Given that last part alone—particularly in a city where fantasy tramples reality—Penn & Teller are still worth the price of admission (for the record: $75 and $85). Someone’s gotta keep it real here.
Marking 20 years as Vegas headliners with a contract extension through 2018 at the Rio, the magic-deconstructionists—burly, loquacious Penn and shorter, silent Teller, whom many would recognize from Showtime’s defunct series, Penn & Teller: Bullshit!—deliver a greatest-hits package of vintage tricks, lightly sprinkled with new routines. Returnees won’t uncover a great deal that’s new, but the same dollops of shock, politics, skepticism and flipping off convention are still a kick in the intellect.
Against unflashy sets and proudly contrary to the egocentric bombast of, say, a Criss Angel (whom they mock with a cardboard cutout), the guys delight in debunking stunts by explaining many, but withhold enough to mystify us.
Finding an audience member’s cellphone inside a dead fish, plus Teller escaping from a helium-filled trash bag (with no gas released) and becoming a levitating teapot are amusing enough. So is a cool illusion in which a man brought onstage suddenly vanishes, replaced—after a flash of light briefly blinds us—by Teller. Renowned skeptic Penn implores us not to trust psychics and spiritualists by guessing jokes selected from jokebooks given to folks in the crowd. Message: ESP is trickery, a.k.a. bullshit.
Yet the best bits carry their trademark political bite—they’re avowed libertarians—such as how to fool airport metal detectors and make a point, using the Bill of Rights printed on small pieces of metal. (Penn wants travelers to flood McCarran with them.) Later, they wrap the American flag inside the Bill of Rights and apparently burn it—only to have it reappear on a flagpole.
Especially ballsy now, as a gun-control debate rages, is the finale, as they appear to fire .357 handguns at each other and catch bullets in their teeth.
Thankfully, the boys remain simultaneously cemented in the Vegas aesthetic as performers while floating outside it as ironic commentators on false show-biz trappings, a duality lending depth and heft other acts lack. Intellectual entertainment—respecting the audience enough to challenge, rather than pacify them—is Penn & Teller’s ace card, and in this town of outlandish visual diversions, there should always be a place for that, and for them.
Perhaps it’s mere coincidence that in the repertoire of jazz pianist Mike Jones, performing as folks file in, is “Manhã de Carnaval”—a.k.a., “A Day in the Life of a Fool.” What fools we magic-fan mortals would be … if not for Penn & Teller.
STRIP POSTSCRIPT: Come April, Absinthe, our favorite carnival on acid, celebrates its 1,000th show.
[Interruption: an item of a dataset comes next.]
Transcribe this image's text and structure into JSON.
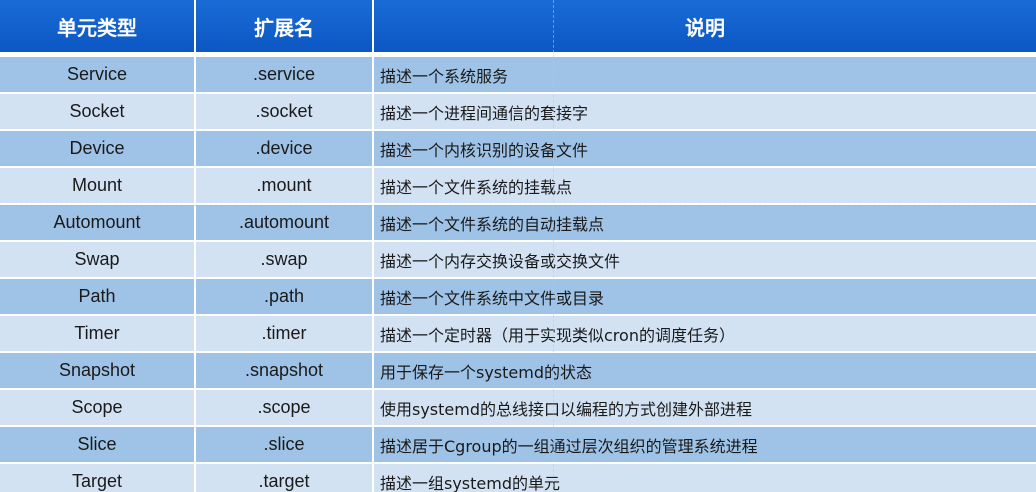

Let’s hope for something extra special—i.e., extra smutty—from co-host Penny Pibbets and her horny sock puppets. Something that would drive a porn starlet to snap on a chastity belt and hand the key to Pat Robertson.
If Teller ever spoke to Penn onstage, what would you like to hear him say? Tell us in the comments.